Free format text: ASSIGNMENT OF ASSIGNORS INTEREST.;ASSIGNOR:ZEREN, FEVZI;REEL/FRAME:005190/0286
Effective date: 19891115
|Nov 24, 1992||CC||Certificate of correction|
|Dec 8, 1994||FPAY||Fee payment|
Year of fee payment: 4
|Dec 31, 1998||AS||Assignment|
Owner name: CHASE MANHATTAN BANK, THE, NEW YORK
Free format text: PATENT SECURITY AGREEMENT;ASSIGNOR:ALLIANT TECHSYSTEMS INC.;REEL/FRAME:009662/0089
Effective date: 19981124
|Jan 25, 1999||FPAY||Fee payment|

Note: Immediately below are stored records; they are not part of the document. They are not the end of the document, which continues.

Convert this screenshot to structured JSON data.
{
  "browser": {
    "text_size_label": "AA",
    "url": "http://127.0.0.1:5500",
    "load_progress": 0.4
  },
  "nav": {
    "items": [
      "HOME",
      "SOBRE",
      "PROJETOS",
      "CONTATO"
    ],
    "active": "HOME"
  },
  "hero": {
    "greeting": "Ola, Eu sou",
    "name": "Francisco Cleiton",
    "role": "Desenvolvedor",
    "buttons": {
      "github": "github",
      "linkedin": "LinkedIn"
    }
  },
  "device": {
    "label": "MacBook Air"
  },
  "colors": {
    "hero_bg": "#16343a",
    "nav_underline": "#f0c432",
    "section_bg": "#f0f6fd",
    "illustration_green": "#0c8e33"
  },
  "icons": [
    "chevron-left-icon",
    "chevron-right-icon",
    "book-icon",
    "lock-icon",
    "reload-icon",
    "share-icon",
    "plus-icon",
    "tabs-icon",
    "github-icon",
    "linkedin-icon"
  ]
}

Year of fee payment: 8
|Apr 9, 1999||AS||Assignment|
Owner name: ALLIANT TECHSYSTEMS INC., MINNESOTA
Free format text: ASSIGNMENT OF ASSIGNORS INTEREST;ASSIGNOR:HERCULES INCORPORATED;REEL/FRAME:009845/0641
Effective date: 19990323
|Jan 22, 2003||FPAY||Fee payment|
Year of fee payment: 12
|Apr 7, 2004||AS||Assignment|
Owner name: ALLIANT TECHSYSTEMS INC., MINNESOTA
Free format text: SECURITY INTEREST;ASSIGNOR:JPMORGAN CHASE BANK (FORMERLY KNOWN AS THE CHASE MANHATTAN BANK);REEL/FRAME:015201/0351
Effective date: 20040331
|May 28, 2004||AS||Assignment|
Owner name: BANK OF AMERICA, N.A., NORTH CAROLINA
Free format text: SECURITY INTEREST;ASSIGNORS:ALLIANT TECHSYSTEMS INC.;ALLANT AMMUNITION AND POWDER COMPANY LLC;ALLIANT AMMUNITION SYSTEMS COMPANY LLC;AND OTHERS;REEL/FRAME:014692/0653
Effective date: 20040331